- Roof type
- Attached garages, fireplaces, trim and special features
Meeting with Contractors
WHN Staff TIP – Limited Contractor Resources: There may be limited availability of contractors, builders, and building supplies depending on the extent of the storm and subsequent events.
- Get three bids on all parts of the project.
- Create a budget and stick to it, tracking costs on a spreadsheet program or notebook.
- When discussing payment schedule, don’t accept this answer: “need it at the end.” Ask for exact time frames for different phases.
- Plan to follow local building codes and ordinances.
- Design for function—think about how you live and what your future needs are. If you may need more electrical service or wiring, communication cables, plumbing or HVAC ductwork, add it now.
- When looking at plans, measure out each room so you know its size.

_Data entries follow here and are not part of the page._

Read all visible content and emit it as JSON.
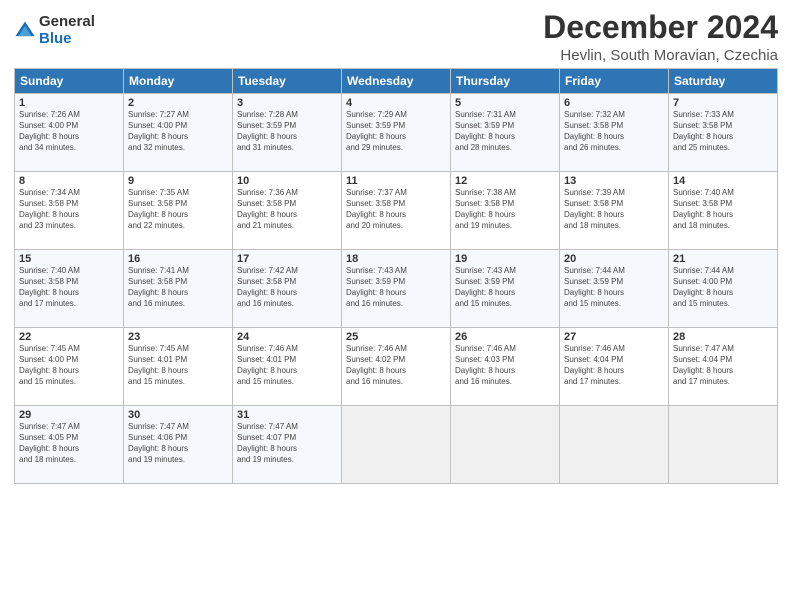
{
  "header": {
    "logo_general": "General",
    "logo_blue": "Blue",
    "month_title": "December 2024",
    "location": "Hevlin, South Moravian, Czechia"
  },
  "weekdays": [
    "Sunday",
    "Monday",
    "Tuesday",
    "Wednesday",
    "Thursday",
    "Friday",
    "Saturday"
  ],
  "weeks": [
    [
      {
        "day": "1",
        "info": "Sunrise: 7:26 AM\nSunset: 4:00 PM\nDaylight: 8 hours\nand 34 minutes."
      },
      {
        "day": "2",
        "info": "Sunrise: 7:27 AM\nSunset: 4:00 PM\nDaylight: 8 hours\nand 32 minutes."
      },
      {
        "day": "3",
        "info": "Sunrise: 7:28 AM\nSunset: 3:59 PM\nDaylight: 8 hours\nand 31 minutes."
      },
      {
        "day": "4",
        "info": "Sunrise: 7:29 AM\nSunset: 3:59 PM\nDaylight: 8 hours\nand 29 minutes."
      },
      {
        "day": "5",
        "info": "Sunrise: 7:31 AM\nSunset: 3:59 PM\nDaylight: 8 hours\nand 28 minutes."
      },
      {
        "day": "6",
        "info": "Sunrise: 7:32 AM\nSunset: 3:58 PM\nDaylight: 8 hours\nand 26 minutes."
      },
      {
        "day": "7",
        "info": "Sunrise: 7:33 AM\nSunset: 3:58 PM\nDaylight: 8 hours\nand 25 minutes."
      }
    ],
    [
      {
        "day": "8",
        "info": "Sunrise: 7:34 AM\nSunset: 3:58 PM\nDaylight: 8 hours\nand 23 minutes."
      },
      {
        "day": "9",
        "info": "Sunrise: 7:35 AM\nSunset: 3:58 PM\nDaylight: 8 hours\nand 22 minutes."
      },
      {
        "day": "10",
        "info": "Sunrise: 7:36 AM\nSunset: 3:58 PM\nDaylight: 8 hours\nand 21 minutes."
      },
      {
        "day": "11",
        "info": "Sunrise: 7:37 AM\nSunset: 3:58 PM\nDaylight: 8 hours\nand 20 minutes."
      },
      {
        "day": "12",
        "info": "Sunrise: 7:38 AM\nSunset: 3:58 PM\nDaylight: 8 hours\nand 19 minutes."
      },
      {
        "day": "13",
        "info": "Sunrise: 7:39 AM\nSunset: 3:58 PM\nDaylight: 8 hours\nand 18 minutes."
      },
      {
        "day": "14",
        "info": "Sunrise: 7:40 AM\nSunset: 3:58 PM\nDaylight: 8 hours\nand 18 minutes."
      }
    ],
    [
      {
        "day": "15",
        "info": "Sunrise: 7:40 AM\nSunset: 3:58 PM\nDaylight: 8 hours\nand 17 minutes."
      },
      {
        "day": "16",
        "info": "Sunrise: 7:41 AM\nSunset: 3:58 PM\nDaylight: 8 hours\nand 16 minutes."
      },
      {
        "day": "17",
        "info": "Sunrise: 7:42 AM\nSunset: 3:58 PM\nDaylight: 8 hours\nand 16 minutes."
      },
      {
        "day": "18",
        "info": "Sunrise: 7:43 AM\nSunset: 3:59 PM\nDaylight: 8 hours\nand 16 minutes."
      },
      {
        "day": "19",
        "info": "Sunrise: 7:43 AM\nSunset: 3:59 PM\nDaylight: 8 hours\nand 15 minutes."
      },
      {
        "day": "20",
        "info": "Sunrise: 7:44 AM\nSunset: 3:59 PM\nDaylight: 8 hours\nand 15 minutes."
      },
      {
        "day": "21",
        "info": "Sunrise: 7:44 AM\nSunset: 4:00 PM\nDaylight: 8 hours\nand 15 minutes."
      }
    ],
    [
      {
        "day": "22",
        "info": "Sunrise: 7:45 AM\nSunset: 4:00 PM\nDaylight: 8 hours\nand 15 minutes."
      },
      {
        "day": "23",
        "info": "Sunrise: 7:45 AM\nSunset: 4:01 PM\nDaylight: 8 hours\nand 15 minutes."
      },
      {
        "day": "24",
        "info": "Sunrise: 7:46 AM\nSunset: 4:01 PM\nDaylight: 8 hours\nand 15 minutes."
      },
      {
        "day": "25",
        "info": "Sunrise: 7:46 AM\nSunset: 4:02 PM\nDaylight: 8 hours\nand 16 minutes."
      },
      {
        "day": "26",
        "info": "Sunrise: 7:46 AM\nSunset: 4:03 PM\nDaylight: 8 hours\nand 16 minutes."
      },
      {
        "day": "27",
        "info": "Sunrise: 7:46 AM\nSunset: 4:04 PM\nDaylight: 8 hours\nand 17 minutes."
      },
      {
        "day": "28",
        "info": "Sunrise: 7:47 AM\nSunset: 4:04 PM\nDaylight: 8 hours\nand 17 minutes."
      }
    ],
    [
      {
        "day": "29",
        "info": "Sunrise: 7:47 AM\nSunset: 4:05 PM\nDaylight: 8 hours\nand 18 minutes."
      },
      {
        "day": "30",
        "info": "Sunrise: 7:47 AM\nSunset: 4:06 PM\nDaylight: 8 hours\nand 19 minutes."
      },
      {
        "day": "31",
        "info": "Sunrise: 7:47 AM\nSunset: 4:07 PM\nDaylight: 8 hours\nand 19 minutes."
      },
      {
        "day": "",
        "info": ""
      },
      {
        "day": "",
        "info": ""
      },
      {
        "day": "",
        "info": ""
      },
      {
        "day": "",
        "info": ""
      }
    ]
  ]
}
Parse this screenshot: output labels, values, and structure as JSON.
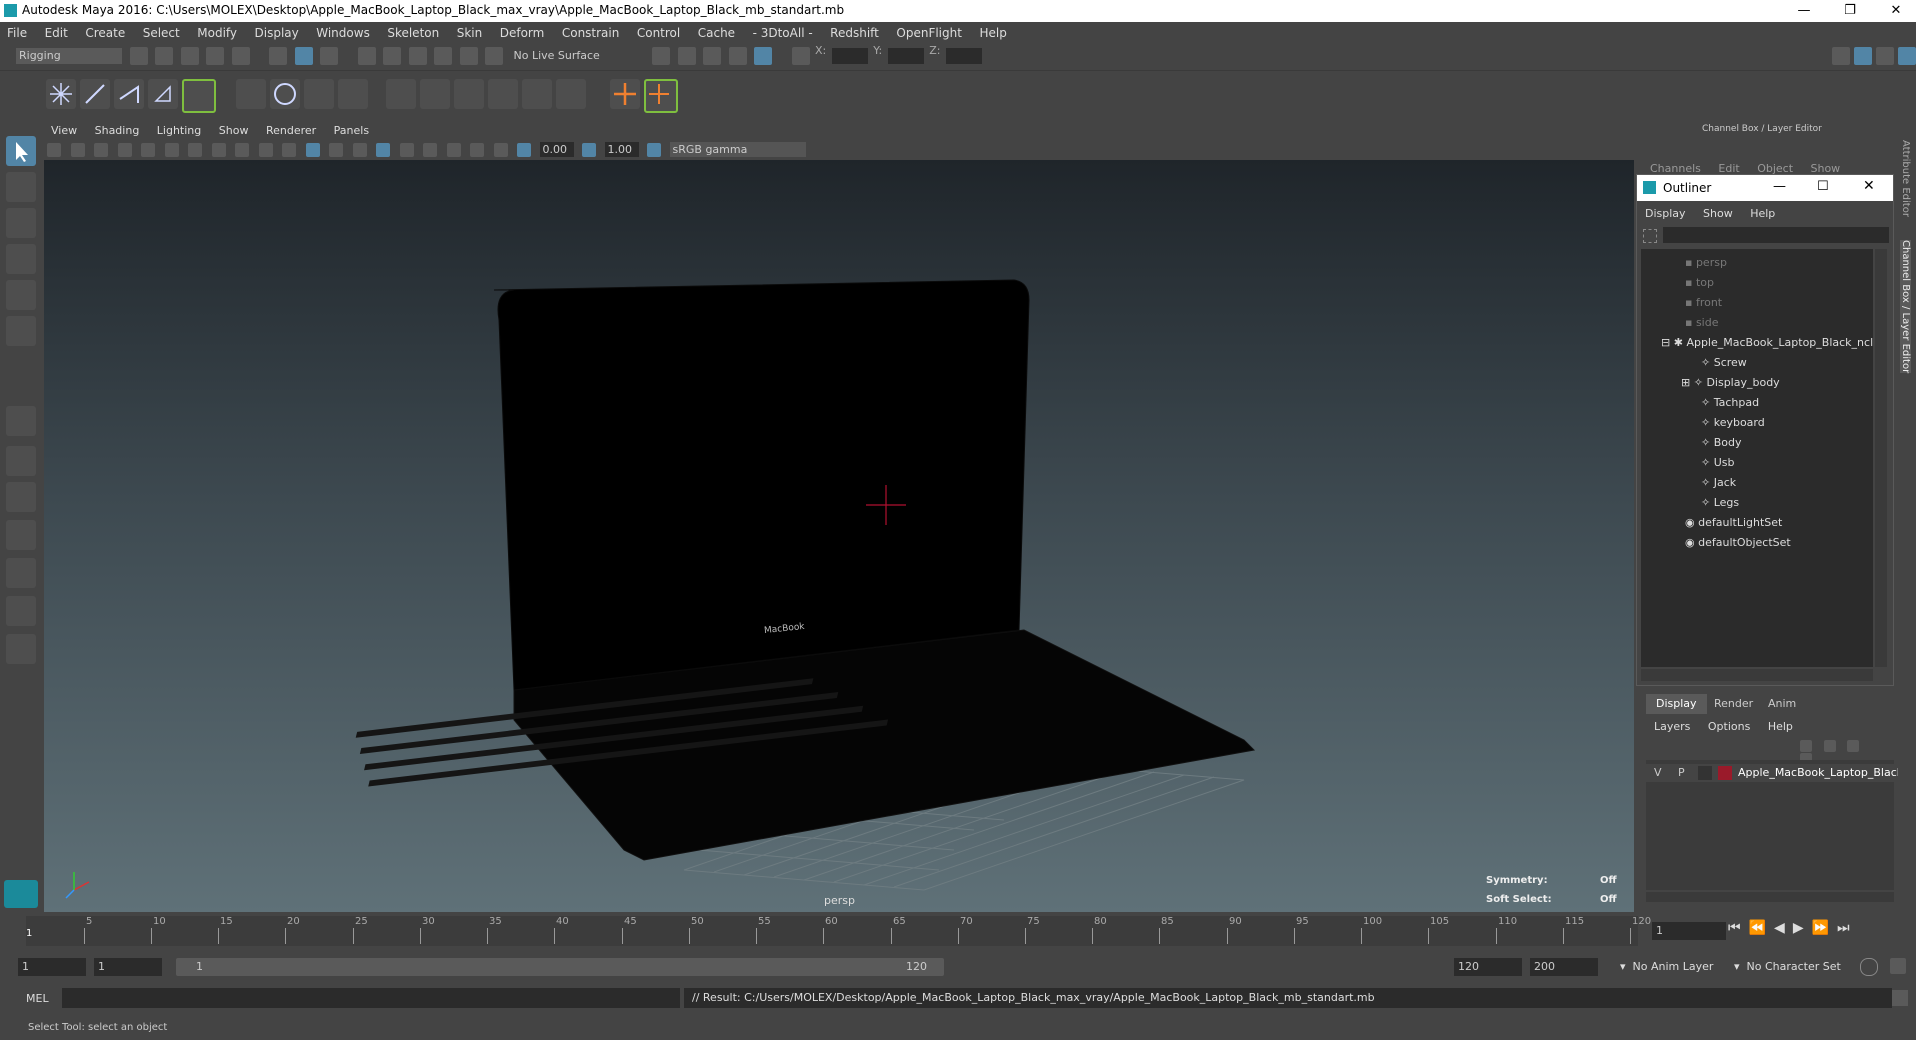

Go to real estate open houses, bring a tape measure and compare those room sizes to your plans.
- Plan ahead to avoid too many change orders.
- Take steps to reduce your risk of future storm-related damage. Mitigation includes any activities that prevent an emergency, reduce the chance of an emergency happening, or lessen the damaging effects of unavoidable emergencies, such as installing lightning rods to carry the electrical charge of lightning bolts safely to the ground.
- Pick out appliances, fixtures, tile as soon as possible and check ship dates against installation dates.
- Allow only the insurance adjuster and the contractor or his employees to get up on your roof. Each time someone walks on it, more damage can occur.
- Be sure contractors carry workers compensation and liability insurance. If they don’t, you may be held liable if one of the workers is injured or if they damage a neighbor’s property.
- Visit site once a day or every other day and take pictures of the progress.
- Paint colors on sheetrock, identify with the room, tint name and brand, and store in closet or attic. When you need paint years later, you will have a sample.
- Look at paint in the morning, midday and evening light to make sure it looks right.
- Take pictures of the interior before plastering or installing plasterboard to make it easier to locate wiring and plumbing.
- Give architect and builder instructions and change orders in writing. Make changes when the house is framed—after that, it’s more expensive.
- Keep trash bags, work gloves, mosquito spray, camera, mobile device or smartphone, notebook and pens, and old shoes in your car for when you visit the work site.
- Insist that the work site is clean, and the area and structure are secured from trespassers.
- Before insulation is added or walls finished, check all plugs and switches to make sure they’re where they’re supposed to be.
- When making decisions, compare initial purchase/ installation costs versus repair/ maintenance costs.
- Consider hiring an independent inspector to look at work.
- Don’t make final payments to the contractor until all repairs have been inspected by the appropriate governmental department and you are satisfied.
- Check all plumbing, electrical and HVAC to make sure they are working properly.
- Don’t let the builder rush you or demand last-minute decisions.
Photo Credit: Russell Holden